# What this task involves
Among the records, which lines hold the word "photo"? Pick them out.

# Records
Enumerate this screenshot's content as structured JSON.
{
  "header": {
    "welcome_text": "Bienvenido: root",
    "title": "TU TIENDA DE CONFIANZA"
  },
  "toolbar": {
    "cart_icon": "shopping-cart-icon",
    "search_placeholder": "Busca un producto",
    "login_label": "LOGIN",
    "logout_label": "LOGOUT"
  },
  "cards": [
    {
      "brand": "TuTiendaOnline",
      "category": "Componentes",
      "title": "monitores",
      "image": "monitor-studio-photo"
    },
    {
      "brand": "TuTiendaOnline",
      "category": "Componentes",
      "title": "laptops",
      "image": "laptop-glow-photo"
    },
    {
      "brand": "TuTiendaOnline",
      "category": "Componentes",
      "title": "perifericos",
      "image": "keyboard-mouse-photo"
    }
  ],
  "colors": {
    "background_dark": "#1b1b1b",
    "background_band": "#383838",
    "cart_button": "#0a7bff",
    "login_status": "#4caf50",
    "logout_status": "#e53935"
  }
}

# Final answer
      "image": "monitor-studio-photo"
      "image": "laptop-glow-photo"
      "image": "keyboard-mouse-photo"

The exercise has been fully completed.